As science, movies, and magazines will tell you, women can experience several types of orgasms — the most popular being the clitoral and vaginal. An important 2009 study on the female orgasm even found that 75 percent of women cannot orgasm from vaginal penetration alone — aka the majority of women have are not having vaginal orgasms or hitting their G-spot during sex. The G-Spot, or “Gräfenberg spot,” is a bean shaped area located one to three inches inside the vagina along the inner wall — but that doesn't mean everyone has found it.
Personally, I am part of the majority and need a good amount of clitoral stimulation to get things going. While I’d love to get on board the G-spot train, it has unfortunately eluded me time and time again. But we hear people talk about it all the time — what's the deal? When it comes to that mysterious area, are you a believer or a skeptic?
In the latest episode of Bustle's sex and relationships podcast “I Want It That Way” podcast, Bustle talks to resident sex columnist, Vanessa Marin all about the G-spot, pleasure, and orgasms. Take a listen to" G-Spot Truthers vs. G-Spot Skeptics" below to hear all about it:
Here are some things you should know and the one reason why none of it may actually matter.
1. Does The G-Spot Exist?
“Unfortunately, I don’t have a crystal clear answer for you,” Marin says. Sadly, not a ton of research money is spent on studying female sexuality, so there’s no clear consensus across the board. While some research says yes it does, others say, no it doesn’t. Some say it may not even be a particular spot, but an entire area. Others say it’s just the internal structure of the clitoris.
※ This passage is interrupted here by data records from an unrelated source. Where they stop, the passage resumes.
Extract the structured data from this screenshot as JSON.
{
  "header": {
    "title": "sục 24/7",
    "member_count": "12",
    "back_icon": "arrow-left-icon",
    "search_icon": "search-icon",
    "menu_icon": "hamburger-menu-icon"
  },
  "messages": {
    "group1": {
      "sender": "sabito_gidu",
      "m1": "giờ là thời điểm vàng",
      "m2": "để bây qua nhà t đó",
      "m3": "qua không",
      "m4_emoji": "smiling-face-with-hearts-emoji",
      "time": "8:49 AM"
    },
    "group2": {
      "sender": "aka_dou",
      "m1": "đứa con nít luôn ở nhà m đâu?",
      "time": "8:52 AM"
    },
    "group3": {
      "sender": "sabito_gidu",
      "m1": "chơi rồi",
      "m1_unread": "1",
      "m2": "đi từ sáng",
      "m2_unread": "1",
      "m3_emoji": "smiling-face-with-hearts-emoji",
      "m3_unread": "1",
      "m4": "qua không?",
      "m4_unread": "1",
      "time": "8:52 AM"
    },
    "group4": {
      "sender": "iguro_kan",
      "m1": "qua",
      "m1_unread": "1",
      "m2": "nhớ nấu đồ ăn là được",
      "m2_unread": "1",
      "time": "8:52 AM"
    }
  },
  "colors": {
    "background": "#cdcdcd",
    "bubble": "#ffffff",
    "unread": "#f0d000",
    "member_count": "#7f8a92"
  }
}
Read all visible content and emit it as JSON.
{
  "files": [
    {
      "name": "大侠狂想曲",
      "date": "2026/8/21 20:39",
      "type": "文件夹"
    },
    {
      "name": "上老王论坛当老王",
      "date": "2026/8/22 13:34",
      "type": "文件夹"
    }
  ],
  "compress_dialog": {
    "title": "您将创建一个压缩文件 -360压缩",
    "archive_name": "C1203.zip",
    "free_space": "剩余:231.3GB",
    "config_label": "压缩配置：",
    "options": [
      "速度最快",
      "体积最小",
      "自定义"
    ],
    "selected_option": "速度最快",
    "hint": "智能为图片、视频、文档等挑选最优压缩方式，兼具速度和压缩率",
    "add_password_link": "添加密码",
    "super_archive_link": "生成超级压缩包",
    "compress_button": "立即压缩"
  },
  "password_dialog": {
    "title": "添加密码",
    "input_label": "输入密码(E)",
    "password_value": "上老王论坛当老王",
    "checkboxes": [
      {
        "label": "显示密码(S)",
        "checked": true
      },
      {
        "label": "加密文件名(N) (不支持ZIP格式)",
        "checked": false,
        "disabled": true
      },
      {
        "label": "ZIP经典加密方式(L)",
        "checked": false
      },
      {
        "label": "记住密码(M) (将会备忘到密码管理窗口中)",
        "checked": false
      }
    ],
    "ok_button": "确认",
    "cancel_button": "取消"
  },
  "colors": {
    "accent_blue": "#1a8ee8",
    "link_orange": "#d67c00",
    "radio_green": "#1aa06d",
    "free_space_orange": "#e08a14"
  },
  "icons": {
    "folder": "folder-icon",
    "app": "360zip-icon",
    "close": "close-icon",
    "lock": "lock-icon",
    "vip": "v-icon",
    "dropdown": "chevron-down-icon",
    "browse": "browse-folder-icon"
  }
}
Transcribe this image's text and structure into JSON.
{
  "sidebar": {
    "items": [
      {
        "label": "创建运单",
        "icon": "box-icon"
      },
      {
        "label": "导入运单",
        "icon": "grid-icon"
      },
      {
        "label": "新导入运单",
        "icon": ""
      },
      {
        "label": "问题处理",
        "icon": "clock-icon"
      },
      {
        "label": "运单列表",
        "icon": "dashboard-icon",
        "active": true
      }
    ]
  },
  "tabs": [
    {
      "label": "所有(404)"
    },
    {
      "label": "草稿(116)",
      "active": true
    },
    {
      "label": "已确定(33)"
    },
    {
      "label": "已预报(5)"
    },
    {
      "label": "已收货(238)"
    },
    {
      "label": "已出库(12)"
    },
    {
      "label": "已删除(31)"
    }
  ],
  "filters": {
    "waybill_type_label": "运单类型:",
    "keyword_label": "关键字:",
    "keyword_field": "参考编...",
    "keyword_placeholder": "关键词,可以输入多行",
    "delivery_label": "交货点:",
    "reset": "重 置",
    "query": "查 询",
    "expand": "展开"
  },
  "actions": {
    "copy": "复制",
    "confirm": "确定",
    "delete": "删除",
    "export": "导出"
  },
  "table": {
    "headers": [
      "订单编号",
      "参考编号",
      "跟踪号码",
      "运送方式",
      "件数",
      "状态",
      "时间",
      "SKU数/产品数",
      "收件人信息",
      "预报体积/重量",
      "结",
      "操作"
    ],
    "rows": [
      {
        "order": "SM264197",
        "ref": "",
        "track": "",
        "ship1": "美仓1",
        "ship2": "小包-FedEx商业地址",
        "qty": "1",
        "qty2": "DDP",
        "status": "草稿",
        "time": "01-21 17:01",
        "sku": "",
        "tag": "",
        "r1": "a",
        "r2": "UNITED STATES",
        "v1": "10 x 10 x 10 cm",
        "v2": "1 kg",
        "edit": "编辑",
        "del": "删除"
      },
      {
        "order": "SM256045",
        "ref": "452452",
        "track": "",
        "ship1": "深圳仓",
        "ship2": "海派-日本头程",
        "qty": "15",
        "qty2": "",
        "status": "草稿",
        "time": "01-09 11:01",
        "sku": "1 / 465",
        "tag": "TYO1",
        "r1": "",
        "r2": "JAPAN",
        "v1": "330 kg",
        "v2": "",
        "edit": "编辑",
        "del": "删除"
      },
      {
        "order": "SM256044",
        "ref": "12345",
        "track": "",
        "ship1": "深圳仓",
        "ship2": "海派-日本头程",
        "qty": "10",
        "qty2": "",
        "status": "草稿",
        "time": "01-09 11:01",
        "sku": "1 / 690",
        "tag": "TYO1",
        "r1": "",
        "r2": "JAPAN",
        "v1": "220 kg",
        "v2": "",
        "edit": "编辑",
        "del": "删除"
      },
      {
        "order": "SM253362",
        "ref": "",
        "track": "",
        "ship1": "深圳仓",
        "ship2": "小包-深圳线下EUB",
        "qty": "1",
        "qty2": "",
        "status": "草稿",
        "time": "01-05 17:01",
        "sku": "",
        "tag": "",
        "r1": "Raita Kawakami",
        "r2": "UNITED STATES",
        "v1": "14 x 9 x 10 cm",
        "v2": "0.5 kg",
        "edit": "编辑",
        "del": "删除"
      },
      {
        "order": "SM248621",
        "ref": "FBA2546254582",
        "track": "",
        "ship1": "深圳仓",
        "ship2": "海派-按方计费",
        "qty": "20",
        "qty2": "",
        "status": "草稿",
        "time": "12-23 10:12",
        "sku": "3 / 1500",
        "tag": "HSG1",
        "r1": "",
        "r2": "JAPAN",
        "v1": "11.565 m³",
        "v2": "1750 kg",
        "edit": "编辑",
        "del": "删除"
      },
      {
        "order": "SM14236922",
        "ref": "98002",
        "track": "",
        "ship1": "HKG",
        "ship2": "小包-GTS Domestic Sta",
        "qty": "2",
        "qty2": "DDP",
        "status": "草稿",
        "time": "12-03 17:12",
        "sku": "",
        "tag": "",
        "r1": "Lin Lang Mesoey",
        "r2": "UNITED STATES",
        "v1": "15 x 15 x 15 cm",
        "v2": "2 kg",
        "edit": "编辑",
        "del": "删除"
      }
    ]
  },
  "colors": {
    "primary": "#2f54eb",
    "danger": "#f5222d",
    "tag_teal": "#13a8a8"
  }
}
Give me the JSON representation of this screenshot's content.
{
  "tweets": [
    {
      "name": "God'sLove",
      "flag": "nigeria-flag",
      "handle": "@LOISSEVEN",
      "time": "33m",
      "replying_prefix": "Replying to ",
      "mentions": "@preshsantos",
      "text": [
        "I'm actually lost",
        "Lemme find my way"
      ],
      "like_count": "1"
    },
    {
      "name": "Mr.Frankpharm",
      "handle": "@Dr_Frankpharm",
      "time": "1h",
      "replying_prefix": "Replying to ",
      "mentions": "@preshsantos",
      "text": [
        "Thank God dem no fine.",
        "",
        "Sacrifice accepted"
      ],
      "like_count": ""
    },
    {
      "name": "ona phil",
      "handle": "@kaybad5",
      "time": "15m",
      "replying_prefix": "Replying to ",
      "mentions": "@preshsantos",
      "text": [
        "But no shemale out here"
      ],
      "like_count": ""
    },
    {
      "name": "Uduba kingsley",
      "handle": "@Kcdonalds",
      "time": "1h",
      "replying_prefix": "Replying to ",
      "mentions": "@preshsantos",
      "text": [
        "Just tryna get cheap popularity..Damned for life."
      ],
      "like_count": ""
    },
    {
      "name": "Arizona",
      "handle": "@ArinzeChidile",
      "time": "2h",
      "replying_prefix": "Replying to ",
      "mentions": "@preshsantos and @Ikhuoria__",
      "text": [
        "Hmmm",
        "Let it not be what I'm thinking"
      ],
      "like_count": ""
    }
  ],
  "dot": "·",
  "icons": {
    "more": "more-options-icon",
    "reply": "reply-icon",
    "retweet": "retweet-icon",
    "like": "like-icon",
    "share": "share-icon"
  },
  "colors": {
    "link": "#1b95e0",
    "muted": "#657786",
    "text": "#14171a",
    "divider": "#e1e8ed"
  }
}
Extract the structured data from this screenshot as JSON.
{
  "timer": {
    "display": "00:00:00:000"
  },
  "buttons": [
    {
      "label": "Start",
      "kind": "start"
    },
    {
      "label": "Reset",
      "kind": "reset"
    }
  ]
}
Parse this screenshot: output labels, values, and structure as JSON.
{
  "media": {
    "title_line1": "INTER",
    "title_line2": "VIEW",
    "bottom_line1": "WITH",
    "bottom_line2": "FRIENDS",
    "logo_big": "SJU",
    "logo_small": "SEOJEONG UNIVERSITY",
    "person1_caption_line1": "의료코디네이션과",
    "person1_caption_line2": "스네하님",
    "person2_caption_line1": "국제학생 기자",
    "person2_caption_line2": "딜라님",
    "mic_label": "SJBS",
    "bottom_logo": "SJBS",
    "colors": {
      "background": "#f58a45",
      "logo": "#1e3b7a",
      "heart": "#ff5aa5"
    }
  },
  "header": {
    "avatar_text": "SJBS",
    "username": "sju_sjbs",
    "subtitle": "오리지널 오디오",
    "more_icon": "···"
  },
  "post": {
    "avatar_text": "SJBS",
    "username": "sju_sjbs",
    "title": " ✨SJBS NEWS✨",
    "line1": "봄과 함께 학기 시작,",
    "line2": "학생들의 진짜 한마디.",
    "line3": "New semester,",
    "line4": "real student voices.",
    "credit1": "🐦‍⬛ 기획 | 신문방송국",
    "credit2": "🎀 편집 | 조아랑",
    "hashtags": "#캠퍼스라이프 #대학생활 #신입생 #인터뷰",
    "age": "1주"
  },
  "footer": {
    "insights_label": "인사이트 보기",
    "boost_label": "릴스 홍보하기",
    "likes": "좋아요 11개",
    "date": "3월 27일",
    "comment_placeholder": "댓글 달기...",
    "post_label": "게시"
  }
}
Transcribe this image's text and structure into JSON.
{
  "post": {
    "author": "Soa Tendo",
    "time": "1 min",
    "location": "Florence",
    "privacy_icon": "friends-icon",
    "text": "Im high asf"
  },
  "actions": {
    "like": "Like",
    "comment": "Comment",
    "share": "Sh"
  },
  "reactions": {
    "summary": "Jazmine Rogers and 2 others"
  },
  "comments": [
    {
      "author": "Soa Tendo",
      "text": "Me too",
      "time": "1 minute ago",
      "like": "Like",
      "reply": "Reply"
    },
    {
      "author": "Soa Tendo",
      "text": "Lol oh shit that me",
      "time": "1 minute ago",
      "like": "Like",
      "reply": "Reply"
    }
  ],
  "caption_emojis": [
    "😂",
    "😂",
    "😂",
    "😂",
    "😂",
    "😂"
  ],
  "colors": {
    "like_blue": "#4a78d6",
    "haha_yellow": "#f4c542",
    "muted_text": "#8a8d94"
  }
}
Whether it truly exists or not is still up in the air. But according to Marin, “It’s more complicated than a simple yes or no … Different women’s bodies are built differently.”
2. The G-Spot Experience
Marin says, it can be identified by feeling texturally different than the rest of the vaginal canal. While a lot of women have really sensitive clitorises, making it much easier to stimulate, according to Marin, the G-spot tends to require “pretty intense stimulation.” As in, try experimenting with very firm pressure.
But if you’re experimenting without any sort of results, don’t worry. It’s not a magical button that you can just press.
“For a lot of women, it’s just not a part of their bodies that feels particularly good,” Marin says. “What each indivudal woman should focus on is, ‘Does this feel good for me?”
If you’re looking for best sex position to hit the G-Spot, doggy style is a popular one.
3. Toy Recommendations
But if you’re ambitious and won’t stop until you experience the supposed pleasure that the G-spot can give you, Marin suggests maybe bringing in some reinforcements: toys.
Because the G-spot requires intense stimulation, toys are a great way to go. But you don’t necessarily have to go with the battery operated variety. Marin suggests the NJoy Pure Wand, “It’s curved perfectly so that you can insert it inside of yourself, hit the G-spot and stimulate it without getting hand cramps.”
4. Does Finding The G-Spot Really Matter?
So, you’ve tried out every suggested position out there and have purchased the top of the line toys, but still can’t get an orgasm from vaginal penetration alone? Don’t worry. There is absolutely nothing wrong with you.
“We’ve created this atmosphere of so much pressure of needing to live up to it. It’s about ego and performance,” Marin says. “Everyone is feeling insecure … We’re all concerned about performance and not so concerned about pleasure.”
When it comes to sex, there’s no right and wrong. Putting pressure on yourself to experience things that you think you should be experiencing takes away from the fun of having sex. Stop doing that. Stop thinking about what you should be doing and just do it. Pleasure is pleasure, regardless of how you get there.
Want more of Bustle's Sex and Relationships podcast? Check out our video on sex positions for small penises:
Images: Camila Cordeiro/Unsplash; Giphy(4)